▼▼▼
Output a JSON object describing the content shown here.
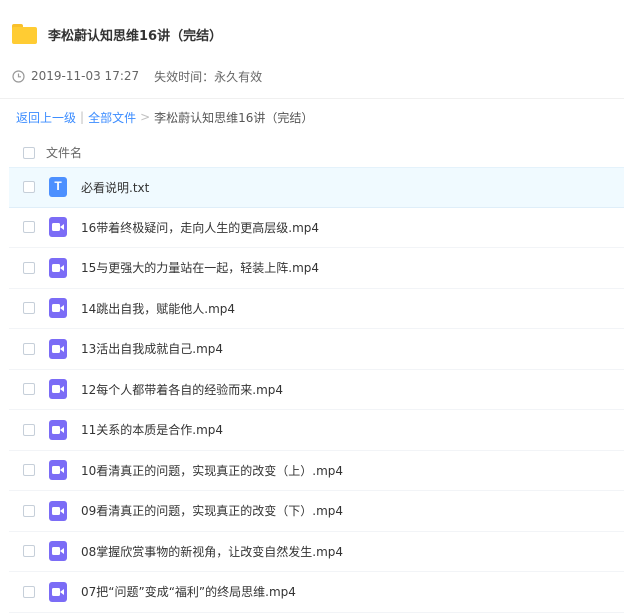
{
  "header": {
    "title": "李松蔚认知思维16讲（完结）",
    "icon": "folder-icon"
  },
  "meta": {
    "date": "2019-11-03 17:27",
    "expiry": "失效时间：永久有效"
  },
  "breadcrumb": {
    "back": "返回上一级",
    "divider": "|",
    "all_files": "全部文件",
    "arrow": ">",
    "current": "李松蔚认知思维16讲（完结）"
  },
  "table": {
    "column_name": "文件名"
  },
  "files": [
    {
      "name": "必看说明.txt",
      "type": "txt",
      "icon_glyph": "T"
    },
    {
      "name": "16带着终极疑问，走向人生的更高层级.mp4",
      "type": "video"
    },
    {
      "name": "15与更强大的力量站在一起，轻装上阵.mp4",
      "type": "video"
    },
    {
      "name": "14跳出自我，赋能他人.mp4",
      "type": "video"
    },
    {
      "name": "13活出自我成就自己.mp4",
      "type": "video"
    },
    {
      "name": "12每个人都带着各自的经验而来.mp4",
      "type": "video"
    },
    {
      "name": "11关系的本质是合作.mp4",
      "type": "video"
    },
    {
      "name": "10看清真正的问题，实现真正的改变（上）.mp4",
      "type": "video"
    },
    {
      "name": "09看清真正的问题，实现真正的改变（下）.mp4",
      "type": "video"
    },
    {
      "name": "08掌握欣赏事物的新视角，让改变自然发生.mp4",
      "type": "video"
    },
    {
      "name": "07把“问题”变成“福利”的终局思维.mp4",
      "type": "video"
    }
  ],
  "colors": {
    "link": "#3b8cff",
    "folder": "#ffcc33",
    "txt_icon": "#4d90ff",
    "video_icon": "#7b6cf6",
    "selected_row": "#f0faff"
  }
}
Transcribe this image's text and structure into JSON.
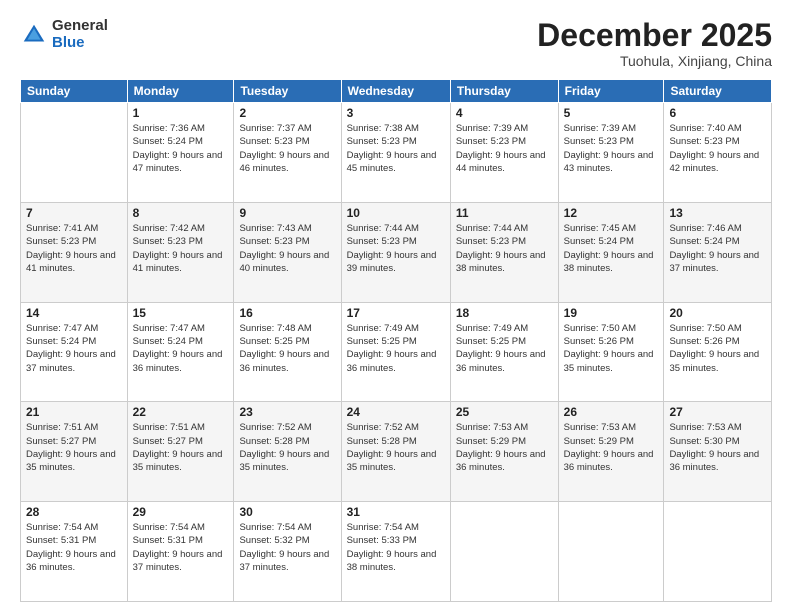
{
  "logo": {
    "general": "General",
    "blue": "Blue"
  },
  "header": {
    "month": "December 2025",
    "location": "Tuohula, Xinjiang, China"
  },
  "weekdays": [
    "Sunday",
    "Monday",
    "Tuesday",
    "Wednesday",
    "Thursday",
    "Friday",
    "Saturday"
  ],
  "weeks": [
    [
      {
        "day": "",
        "sunrise": "",
        "sunset": "",
        "daylight": ""
      },
      {
        "day": "1",
        "sunrise": "Sunrise: 7:36 AM",
        "sunset": "Sunset: 5:24 PM",
        "daylight": "Daylight: 9 hours and 47 minutes."
      },
      {
        "day": "2",
        "sunrise": "Sunrise: 7:37 AM",
        "sunset": "Sunset: 5:23 PM",
        "daylight": "Daylight: 9 hours and 46 minutes."
      },
      {
        "day": "3",
        "sunrise": "Sunrise: 7:38 AM",
        "sunset": "Sunset: 5:23 PM",
        "daylight": "Daylight: 9 hours and 45 minutes."
      },
      {
        "day": "4",
        "sunrise": "Sunrise: 7:39 AM",
        "sunset": "Sunset: 5:23 PM",
        "daylight": "Daylight: 9 hours and 44 minutes."
      },
      {
        "day": "5",
        "sunrise": "Sunrise: 7:39 AM",
        "sunset": "Sunset: 5:23 PM",
        "daylight": "Daylight: 9 hours and 43 minutes."
      },
      {
        "day": "6",
        "sunrise": "Sunrise: 7:40 AM",
        "sunset": "Sunset: 5:23 PM",
        "daylight": "Daylight: 9 hours and 42 minutes."
      }
    ],
    [
      {
        "day": "7",
        "sunrise": "Sunrise: 7:41 AM",
        "sunset": "Sunset: 5:23 PM",
        "daylight": "Daylight: 9 hours and 41 minutes."
      },
      {
        "day": "8",
        "sunrise": "Sunrise: 7:42 AM",
        "sunset": "Sunset: 5:23 PM",
        "daylight": "Daylight: 9 hours and 41 minutes."
      },
      {
        "day": "9",
        "sunrise": "Sunrise: 7:43 AM",
        "sunset": "Sunset: 5:23 PM",
        "daylight": "Daylight: 9 hours and 40 minutes."
      },
      {
        "day": "10",
        "sunrise": "Sunrise: 7:44 AM",
        "sunset": "Sunset: 5:23 PM",
        "daylight": "Daylight: 9 hours and 39 minutes."
      },
      {
        "day": "11",
        "sunrise": "Sunrise: 7:44 AM",
        "sunset": "Sunset: 5:23 PM",
        "daylight": "Daylight: 9 hours and 38 minutes."
      },
      {
        "day": "12",
        "sunrise": "Sunrise: 7:45 AM",
        "sunset": "Sunset: 5:24 PM",
        "daylight": "Daylight: 9 hours and 38 minutes."
      },
      {
        "day": "13",
        "sunrise": "Sunrise: 7:46 AM",
        "sunset": "Sunset: 5:24 PM",
        "daylight": "Daylight: 9 hours and 37 minutes."
      }
    ],
    [
      {
        "day": "14",
        "sunrise": "Sunrise: 7:47 AM",
        "sunset": "Sunset: 5:24 PM",
        "daylight": "Daylight: 9 hours and 37 minutes."
      },
      {
        "day": "15",
        "sunrise": "Sunrise: 7:47 AM",
        "sunset": "Sunset: 5:24 PM",
        "daylight": "Daylight: 9 hours and 36 minutes."
      },
      {
        "day": "16",
        "sunrise": "Sunrise: 7:48 AM",
        "sunset": "Sunset: 5:25 PM",
        "daylight": "Daylight: 9 hours and 36 minutes."
      },
      {
        "day": "17",
        "sunrise": "Sunrise: 7:49 AM",
        "sunset": "Sunset: 5:25 PM",
        "daylight": "Daylight: 9 hours and 36 minutes."
      },
      {
        "day": "18",
        "sunrise": "Sunrise: 7:49 AM",
        "sunset": "Sunset: 5:25 PM",
        "daylight": "Daylight: 9 hours and 36 minutes."
      },
      {
        "day": "19",
        "sunrise": "Sunrise: 7:50 AM",
        "sunset": "Sunset: 5:26 PM",
        "daylight": "Daylight: 9 hours and 35 minutes."
      },
      {
        "day": "20",
        "sunrise": "Sunrise: 7:50 AM",
        "sunset": "Sunset: 5:26 PM",
        "daylight": "Daylight: 9 hours and 35 minutes."
      }
    ],
    [
      {
        "day": "21",
        "sunrise": "Sunrise: 7:51 AM",
        "sunset": "Sunset: 5:27 PM",
        "daylight": "Daylight: 9 hours and 35 minutes."
      },
      {
        "day": "22",
        "sunrise": "Sunrise: 7:51 AM",
        "sunset": "Sunset: 5:27 PM",
        "daylight": "Daylight: 9 hours and 35 minutes."
      },
      {
        "day": "23",
        "sunrise": "Sunrise: 7:52 AM",
        "sunset": "Sunset: 5:28 PM",
        "daylight": "Daylight: 9 hours and 35 minutes."
      },
      {
        "day": "24",
        "sunrise": "Sunrise: 7:52 AM",
        "sunset": "Sunset: 5:28 PM",
        "daylight": "Daylight: 9 hours and 35 minutes."
      },
      {
        "day": "25",
        "sunrise": "Sunrise: 7:53 AM",
        "sunset": "Sunset: 5:29 PM",
        "daylight": "Daylight: 9 hours and 36 minutes."
      },
      {
        "day": "26",
        "sunrise": "Sunrise: 7:53 AM",
        "sunset": "Sunset: 5:29 PM",
        "daylight": "Daylight: 9 hours and 36 minutes."
      },
      {
        "day": "27",
        "sunrise": "Sunrise: 7:53 AM",
        "sunset": "Sunset: 5:30 PM",
        "daylight": "Daylight: 9 hours and 36 minutes."
      }
    ],
    [
      {
        "day": "28",
        "sunrise": "Sunrise: 7:54 AM",
        "sunset": "Sunset: 5:31 PM",
        "daylight": "Daylight: 9 hours and 36 minutes."
      },
      {
        "day": "29",
        "sunrise": "Sunrise: 7:54 AM",
        "sunset": "Sunset: 5:31 PM",
        "daylight": "Daylight: 9 hours and 37 minutes."
      },
      {
        "day": "30",
        "sunrise": "Sunrise: 7:54 AM",
        "sunset": "Sunset: 5:32 PM",
        "daylight": "Daylight: 9 hours and 37 minutes."
      },
      {
        "day": "31",
        "sunrise": "Sunrise: 7:54 AM",
        "sunset": "Sunset: 5:33 PM",
        "daylight": "Daylight: 9 hours and 38 minutes."
      },
      {
        "day": "",
        "sunrise": "",
        "sunset": "",
        "daylight": ""
      },
      {
        "day": "",
        "sunrise": "",
        "sunset": "",
        "daylight": ""
      },
      {
        "day": "",
        "sunrise": "",
        "sunset": "",
        "daylight": ""
      }
    ]
  ]
}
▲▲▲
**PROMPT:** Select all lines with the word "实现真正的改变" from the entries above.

**WORKED SOLUTION:**
      "name": "10看清真正的问题，实现真正的改变（上）.mp4",
      "name": "09看清真正的问题，实现真正的改变（下）.mp4",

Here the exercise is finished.